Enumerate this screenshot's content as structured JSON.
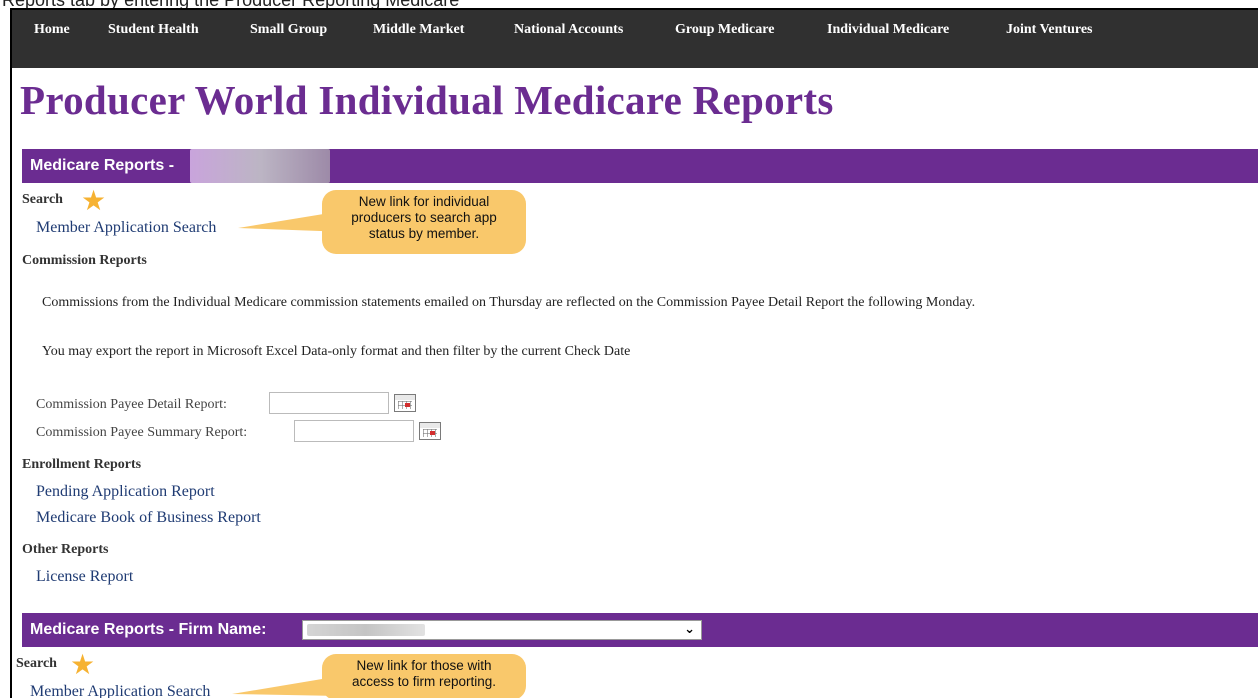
{
  "caption": "Reports tab by entering the Producer Reporting Medicare",
  "nav": [
    "Home",
    "Student Health",
    "Small Group",
    "Middle Market",
    "National Accounts",
    "Group Medicare",
    "Individual Medicare",
    "Joint Ventures"
  ],
  "title": "Producer World Individual Medicare Reports",
  "section1": {
    "header": "Medicare Reports -",
    "search_heading": "Search",
    "search_link": "Member Application Search",
    "callout": [
      "New link for individual",
      "producers to search app",
      "status by member."
    ],
    "commission_heading": "Commission Reports",
    "para1": "Commissions from the Individual Medicare commission statements emailed on Thursday are reflected on the Commission Payee Detail Report the following Monday.",
    "para2": "You may export the report in Microsoft Excel Data-only format and then filter by the current Check Date",
    "detail_label": "Commission Payee Detail Report:",
    "summary_label": "Commission Payee Summary Report:",
    "enrollment_heading": "Enrollment Reports",
    "pending_link": "Pending Application Report",
    "book_link": "Medicare Book of Business Report",
    "other_heading": "Other Reports",
    "license_link": "License Report"
  },
  "section2": {
    "header": "Medicare Reports - Firm Name:",
    "search_heading": "Search",
    "search_link": "Member Application Search",
    "callout": [
      "New link for those with",
      "access to firm reporting."
    ]
  },
  "colors": {
    "purple": "#6b2c91",
    "nav_bg": "#303030",
    "callout": "#f9c86b",
    "star": "#f6b232",
    "link": "#1f3b73"
  },
  "icons": [
    "star-icon",
    "calendar-icon",
    "chevron-down-icon"
  ]
}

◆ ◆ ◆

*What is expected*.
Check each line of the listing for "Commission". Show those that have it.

*Exercise answer*.
    "commission_heading": "Commission Reports",
    "para1": "Commissions from the Individual Medicare commission statements emailed on Thursday are reflected on the Commission Payee Detail Report the following Monday.",
    "detail_label": "Commission Payee Detail Report:",
    "summary_label": "Commission Payee Summary Report:",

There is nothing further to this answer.